DoL rules main barrier to ESG uptake, says LGIM America’s Head of US Stewardship

Litigation fear behind ESG inertia among US asset owners, Legal & General’s John Hoeppner tells RI

The single biggest obstacle to ESG uptake in the US is the Department of Labors’ (DoL) rules and interpretations, according to Legal & General Investment Management America’s Head of US Stewardship and Sustainable Investments, John Hoeppner.

He told RI: “When you take a huge step back and consider what is really holding the US market back, it is still just one singular thing: market sensitivity to the DoL —their interpretations, rulings on ESG integration and the ripple effect of litigation fear that causes investment committee inertia.”

Trump-era rules requiring workplace pension schemes to solely consider financial factors when selecting investment funds or voting proxies were introduced in January. Many in the sustainable investment industry saw those changes to the Employee Retirement Income Security Act (ERISA) – the rules that govern workplace pension funds, like 401k plans, and which are enforced by the DoL –  as a blatant attempt to prevent scheme fiduciaries from considering ESG factors. 

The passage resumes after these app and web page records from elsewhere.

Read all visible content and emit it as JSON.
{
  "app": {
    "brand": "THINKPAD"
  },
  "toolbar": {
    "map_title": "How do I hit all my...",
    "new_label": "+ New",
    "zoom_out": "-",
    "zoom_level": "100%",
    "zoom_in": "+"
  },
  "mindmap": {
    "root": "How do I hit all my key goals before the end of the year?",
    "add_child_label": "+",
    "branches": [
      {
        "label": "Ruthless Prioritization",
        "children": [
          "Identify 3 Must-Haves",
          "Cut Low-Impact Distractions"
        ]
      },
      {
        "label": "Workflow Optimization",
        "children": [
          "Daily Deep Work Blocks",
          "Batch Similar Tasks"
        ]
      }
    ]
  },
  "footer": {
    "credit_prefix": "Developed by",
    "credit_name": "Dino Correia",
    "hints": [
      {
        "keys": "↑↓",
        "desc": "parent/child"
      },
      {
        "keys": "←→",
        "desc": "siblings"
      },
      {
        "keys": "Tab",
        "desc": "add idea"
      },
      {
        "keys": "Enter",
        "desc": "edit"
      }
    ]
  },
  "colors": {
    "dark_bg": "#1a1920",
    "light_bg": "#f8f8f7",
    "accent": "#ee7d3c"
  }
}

The changes to ERISA took place just days before President Joe Biden took office, and, as many expected, the DoL announced in March that it would not enforce them until further guidance had been published.

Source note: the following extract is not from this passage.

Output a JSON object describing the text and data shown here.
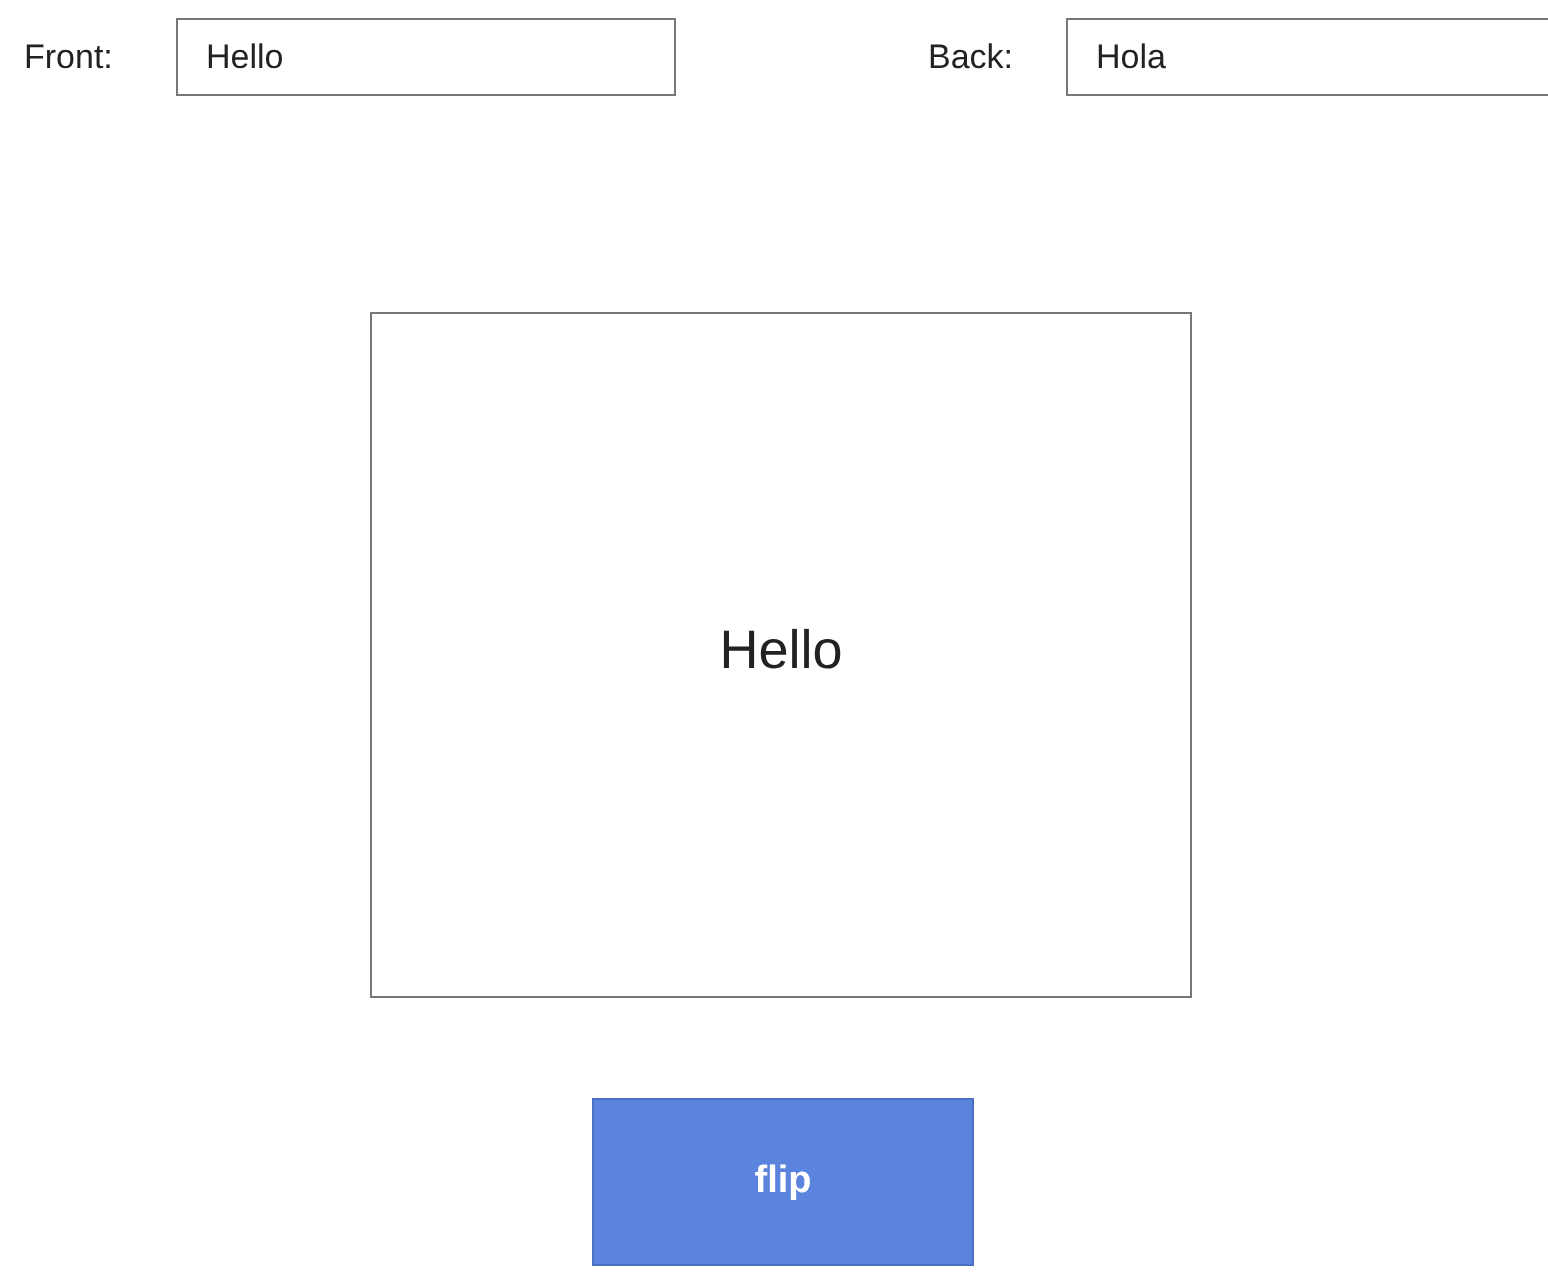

Then in May, as part of his executive order on climate-related financial risks, Biden asked the DOL to “consider publishing”, by September, a proposal to “suspend, revise, or rescind” the controversial rules – a move welcomed by investors.  

There has been a marked shift in attitudes towards ESG and climate issues by the country’s federal financial regulators since Biden became President, and none more so than the US Securities and Exchange Commission (SEC).  

Much recent attention has been on the SEC’s plans to introduce what looks likely to be mandatory ESG disclosures for US companies  – which, it is hoped, will help direct capital towards more sustainable assets. 

Hoeppner, however, told RI that “US asset owners will remain cautious and only make modest ESG advances” until there is “greater comfort around fiduciary liability”.

Legal & General Investment Management America manages around $241bn on behalf of its clients, which includes US corporate pensions schemes.  

Last month, As You Sow published its Corporate 401(k) Sustainability Scorecard, assessing the sustainability credentials of Amazon and Comcast’s pension funds. The US-based shareholder advocacy group found both corporate giants to have investments in high emitters and controversial sectors, including private prisons, military weapons and tobacco – much of it through the Vanguard default funds. As You Sow plans to extend the scorecard to other S&P 500 companies and push them to adopt sustainable default options for their 401(k) plans, or ensure sustainable strategies are clearly offered to employees.